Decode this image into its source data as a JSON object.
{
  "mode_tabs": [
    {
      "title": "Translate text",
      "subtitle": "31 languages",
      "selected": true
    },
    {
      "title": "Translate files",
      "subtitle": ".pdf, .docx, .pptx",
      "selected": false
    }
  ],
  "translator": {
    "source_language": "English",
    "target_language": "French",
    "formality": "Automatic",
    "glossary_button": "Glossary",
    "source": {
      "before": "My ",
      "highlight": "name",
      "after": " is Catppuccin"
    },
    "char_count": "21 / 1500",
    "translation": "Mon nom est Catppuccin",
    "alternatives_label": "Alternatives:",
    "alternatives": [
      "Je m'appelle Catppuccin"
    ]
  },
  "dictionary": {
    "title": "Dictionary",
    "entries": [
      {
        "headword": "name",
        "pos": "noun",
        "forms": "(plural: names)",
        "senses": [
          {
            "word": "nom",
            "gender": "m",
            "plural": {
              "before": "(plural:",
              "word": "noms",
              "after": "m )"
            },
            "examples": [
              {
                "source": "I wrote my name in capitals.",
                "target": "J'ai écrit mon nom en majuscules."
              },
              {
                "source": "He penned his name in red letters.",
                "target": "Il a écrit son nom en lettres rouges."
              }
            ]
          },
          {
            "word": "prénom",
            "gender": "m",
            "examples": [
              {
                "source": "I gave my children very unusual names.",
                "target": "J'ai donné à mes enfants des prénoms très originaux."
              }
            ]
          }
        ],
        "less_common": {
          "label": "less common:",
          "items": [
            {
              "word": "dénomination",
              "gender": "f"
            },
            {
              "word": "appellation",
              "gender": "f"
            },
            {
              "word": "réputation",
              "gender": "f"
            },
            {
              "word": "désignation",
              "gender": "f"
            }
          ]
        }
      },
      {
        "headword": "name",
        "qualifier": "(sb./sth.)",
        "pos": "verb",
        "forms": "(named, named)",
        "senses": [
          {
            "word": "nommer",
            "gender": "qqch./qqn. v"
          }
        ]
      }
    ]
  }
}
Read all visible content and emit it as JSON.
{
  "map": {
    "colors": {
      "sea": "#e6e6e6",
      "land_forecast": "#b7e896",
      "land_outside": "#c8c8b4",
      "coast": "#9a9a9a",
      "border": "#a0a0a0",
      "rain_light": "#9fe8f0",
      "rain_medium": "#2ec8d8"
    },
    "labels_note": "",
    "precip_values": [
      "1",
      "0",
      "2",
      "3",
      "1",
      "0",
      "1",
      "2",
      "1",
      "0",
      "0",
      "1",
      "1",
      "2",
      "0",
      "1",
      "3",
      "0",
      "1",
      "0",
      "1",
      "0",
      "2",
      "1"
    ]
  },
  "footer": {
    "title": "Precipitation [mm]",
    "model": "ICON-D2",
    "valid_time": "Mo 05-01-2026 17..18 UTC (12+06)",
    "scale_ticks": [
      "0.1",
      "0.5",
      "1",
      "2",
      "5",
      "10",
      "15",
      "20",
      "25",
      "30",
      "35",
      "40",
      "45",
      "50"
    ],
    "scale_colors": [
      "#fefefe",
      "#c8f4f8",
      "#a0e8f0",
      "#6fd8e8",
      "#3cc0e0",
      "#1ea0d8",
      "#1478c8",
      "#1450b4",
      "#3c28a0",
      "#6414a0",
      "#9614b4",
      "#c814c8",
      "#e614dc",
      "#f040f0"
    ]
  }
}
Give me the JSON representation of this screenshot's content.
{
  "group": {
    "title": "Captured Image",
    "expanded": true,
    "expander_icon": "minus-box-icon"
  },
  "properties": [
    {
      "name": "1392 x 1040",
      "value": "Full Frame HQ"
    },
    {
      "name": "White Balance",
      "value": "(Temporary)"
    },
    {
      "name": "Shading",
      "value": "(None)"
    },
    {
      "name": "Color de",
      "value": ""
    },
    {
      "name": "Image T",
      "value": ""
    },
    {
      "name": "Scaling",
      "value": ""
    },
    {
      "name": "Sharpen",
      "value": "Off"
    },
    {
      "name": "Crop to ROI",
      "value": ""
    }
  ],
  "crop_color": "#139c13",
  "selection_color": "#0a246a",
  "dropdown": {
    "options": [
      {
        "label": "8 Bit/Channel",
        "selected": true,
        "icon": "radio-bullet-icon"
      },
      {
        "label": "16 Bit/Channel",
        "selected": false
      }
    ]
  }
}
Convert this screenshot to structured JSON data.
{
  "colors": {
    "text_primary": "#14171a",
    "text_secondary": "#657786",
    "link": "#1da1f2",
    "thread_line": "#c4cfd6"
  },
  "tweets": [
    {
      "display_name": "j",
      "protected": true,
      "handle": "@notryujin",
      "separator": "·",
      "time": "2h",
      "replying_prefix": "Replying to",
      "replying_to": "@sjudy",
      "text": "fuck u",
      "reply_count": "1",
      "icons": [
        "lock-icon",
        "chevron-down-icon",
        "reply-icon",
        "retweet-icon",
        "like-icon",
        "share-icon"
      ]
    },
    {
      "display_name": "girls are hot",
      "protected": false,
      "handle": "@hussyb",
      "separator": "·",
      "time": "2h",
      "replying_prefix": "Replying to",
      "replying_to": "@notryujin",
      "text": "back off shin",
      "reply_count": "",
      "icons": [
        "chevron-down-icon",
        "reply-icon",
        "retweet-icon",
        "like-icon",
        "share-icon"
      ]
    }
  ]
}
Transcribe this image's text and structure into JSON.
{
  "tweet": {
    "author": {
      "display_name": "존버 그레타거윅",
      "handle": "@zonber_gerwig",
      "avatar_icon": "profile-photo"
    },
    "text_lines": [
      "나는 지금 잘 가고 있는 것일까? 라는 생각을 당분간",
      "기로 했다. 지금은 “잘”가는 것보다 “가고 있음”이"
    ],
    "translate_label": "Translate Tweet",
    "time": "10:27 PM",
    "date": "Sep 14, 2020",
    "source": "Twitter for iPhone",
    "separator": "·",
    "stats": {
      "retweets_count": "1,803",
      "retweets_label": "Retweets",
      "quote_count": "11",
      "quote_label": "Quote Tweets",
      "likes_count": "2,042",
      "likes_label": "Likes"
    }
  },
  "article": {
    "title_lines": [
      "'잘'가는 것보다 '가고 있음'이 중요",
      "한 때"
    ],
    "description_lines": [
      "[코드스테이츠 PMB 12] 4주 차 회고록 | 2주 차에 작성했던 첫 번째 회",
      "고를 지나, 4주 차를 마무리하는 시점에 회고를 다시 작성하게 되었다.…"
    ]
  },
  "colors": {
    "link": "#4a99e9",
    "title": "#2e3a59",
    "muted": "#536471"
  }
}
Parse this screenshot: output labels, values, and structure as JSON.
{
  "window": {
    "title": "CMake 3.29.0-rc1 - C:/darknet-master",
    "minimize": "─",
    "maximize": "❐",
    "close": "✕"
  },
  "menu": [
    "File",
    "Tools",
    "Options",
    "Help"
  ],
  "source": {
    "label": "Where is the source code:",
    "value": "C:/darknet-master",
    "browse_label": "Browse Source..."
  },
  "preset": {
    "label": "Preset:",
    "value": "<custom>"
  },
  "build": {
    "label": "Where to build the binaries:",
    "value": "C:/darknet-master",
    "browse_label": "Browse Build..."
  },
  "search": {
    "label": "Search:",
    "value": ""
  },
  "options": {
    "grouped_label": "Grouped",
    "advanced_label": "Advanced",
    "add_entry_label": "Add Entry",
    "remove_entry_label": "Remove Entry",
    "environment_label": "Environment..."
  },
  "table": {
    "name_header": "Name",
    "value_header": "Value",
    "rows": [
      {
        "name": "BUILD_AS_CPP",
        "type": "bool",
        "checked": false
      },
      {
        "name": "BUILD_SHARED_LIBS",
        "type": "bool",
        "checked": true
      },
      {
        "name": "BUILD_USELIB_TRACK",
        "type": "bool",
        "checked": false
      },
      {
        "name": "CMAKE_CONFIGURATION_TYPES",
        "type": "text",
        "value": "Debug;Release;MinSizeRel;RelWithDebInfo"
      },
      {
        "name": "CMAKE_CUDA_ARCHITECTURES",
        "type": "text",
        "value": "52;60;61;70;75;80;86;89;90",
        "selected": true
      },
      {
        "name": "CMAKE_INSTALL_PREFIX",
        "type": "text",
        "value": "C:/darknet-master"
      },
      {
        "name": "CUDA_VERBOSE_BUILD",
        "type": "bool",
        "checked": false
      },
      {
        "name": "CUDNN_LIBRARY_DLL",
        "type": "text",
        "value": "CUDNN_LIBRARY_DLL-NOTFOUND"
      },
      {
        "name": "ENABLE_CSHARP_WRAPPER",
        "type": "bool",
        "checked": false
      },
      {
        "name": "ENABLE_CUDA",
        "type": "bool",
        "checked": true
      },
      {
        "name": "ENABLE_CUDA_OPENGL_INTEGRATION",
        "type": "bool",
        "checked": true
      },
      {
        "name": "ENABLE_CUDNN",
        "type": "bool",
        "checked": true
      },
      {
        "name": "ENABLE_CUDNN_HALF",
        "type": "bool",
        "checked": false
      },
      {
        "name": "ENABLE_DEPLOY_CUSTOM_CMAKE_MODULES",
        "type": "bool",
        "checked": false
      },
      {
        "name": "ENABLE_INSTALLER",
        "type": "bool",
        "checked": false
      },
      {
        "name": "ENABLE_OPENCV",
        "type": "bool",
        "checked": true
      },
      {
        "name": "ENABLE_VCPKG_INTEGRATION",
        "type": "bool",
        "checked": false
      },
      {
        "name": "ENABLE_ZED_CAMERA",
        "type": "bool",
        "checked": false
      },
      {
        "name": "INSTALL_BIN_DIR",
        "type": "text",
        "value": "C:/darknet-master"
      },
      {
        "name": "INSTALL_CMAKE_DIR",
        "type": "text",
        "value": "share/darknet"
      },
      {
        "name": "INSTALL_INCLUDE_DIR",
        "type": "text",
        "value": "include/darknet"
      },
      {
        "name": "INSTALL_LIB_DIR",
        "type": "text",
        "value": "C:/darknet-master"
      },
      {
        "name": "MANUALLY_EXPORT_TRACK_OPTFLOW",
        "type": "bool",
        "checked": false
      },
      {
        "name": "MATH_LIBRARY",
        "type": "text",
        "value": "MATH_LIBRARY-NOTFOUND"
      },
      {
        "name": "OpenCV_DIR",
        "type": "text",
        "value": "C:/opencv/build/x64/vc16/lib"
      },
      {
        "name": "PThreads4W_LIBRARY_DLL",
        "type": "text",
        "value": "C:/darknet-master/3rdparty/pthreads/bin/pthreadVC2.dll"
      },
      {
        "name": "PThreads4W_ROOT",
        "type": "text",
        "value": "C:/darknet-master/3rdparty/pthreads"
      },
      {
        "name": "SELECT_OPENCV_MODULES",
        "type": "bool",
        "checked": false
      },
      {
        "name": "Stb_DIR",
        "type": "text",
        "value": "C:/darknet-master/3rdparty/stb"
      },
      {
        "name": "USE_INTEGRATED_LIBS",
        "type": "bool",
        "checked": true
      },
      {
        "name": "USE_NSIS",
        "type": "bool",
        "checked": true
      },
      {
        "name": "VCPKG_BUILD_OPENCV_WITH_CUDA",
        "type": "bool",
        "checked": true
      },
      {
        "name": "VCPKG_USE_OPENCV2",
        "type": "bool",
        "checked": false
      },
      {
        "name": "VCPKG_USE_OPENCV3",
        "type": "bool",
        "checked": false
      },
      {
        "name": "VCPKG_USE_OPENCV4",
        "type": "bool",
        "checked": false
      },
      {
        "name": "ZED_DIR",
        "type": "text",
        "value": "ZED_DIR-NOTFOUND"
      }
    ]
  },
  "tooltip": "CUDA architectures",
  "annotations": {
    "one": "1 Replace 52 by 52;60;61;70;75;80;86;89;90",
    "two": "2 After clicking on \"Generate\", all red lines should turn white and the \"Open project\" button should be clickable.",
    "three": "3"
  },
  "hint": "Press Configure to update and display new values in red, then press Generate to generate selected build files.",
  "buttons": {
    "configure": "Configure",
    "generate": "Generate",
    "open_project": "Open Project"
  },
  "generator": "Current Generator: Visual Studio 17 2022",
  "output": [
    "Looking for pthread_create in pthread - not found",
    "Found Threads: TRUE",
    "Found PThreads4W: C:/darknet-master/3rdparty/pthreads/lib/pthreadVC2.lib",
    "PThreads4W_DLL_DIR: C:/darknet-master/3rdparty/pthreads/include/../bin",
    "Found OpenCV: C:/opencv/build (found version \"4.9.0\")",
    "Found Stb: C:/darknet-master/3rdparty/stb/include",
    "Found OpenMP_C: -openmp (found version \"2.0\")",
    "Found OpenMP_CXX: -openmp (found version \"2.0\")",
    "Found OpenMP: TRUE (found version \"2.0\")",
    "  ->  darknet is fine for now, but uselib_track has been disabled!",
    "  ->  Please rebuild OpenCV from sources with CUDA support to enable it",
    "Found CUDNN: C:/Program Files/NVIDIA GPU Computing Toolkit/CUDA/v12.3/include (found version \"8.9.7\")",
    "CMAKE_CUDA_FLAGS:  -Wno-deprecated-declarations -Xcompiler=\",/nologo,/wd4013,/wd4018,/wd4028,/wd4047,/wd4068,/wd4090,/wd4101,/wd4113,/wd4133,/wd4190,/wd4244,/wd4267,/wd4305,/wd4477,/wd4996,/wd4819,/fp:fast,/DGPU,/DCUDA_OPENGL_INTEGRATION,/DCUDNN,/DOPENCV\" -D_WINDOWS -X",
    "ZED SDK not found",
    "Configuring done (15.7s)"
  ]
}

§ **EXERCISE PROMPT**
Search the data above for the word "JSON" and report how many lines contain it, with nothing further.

§ **EXPECTED ANSWER**
6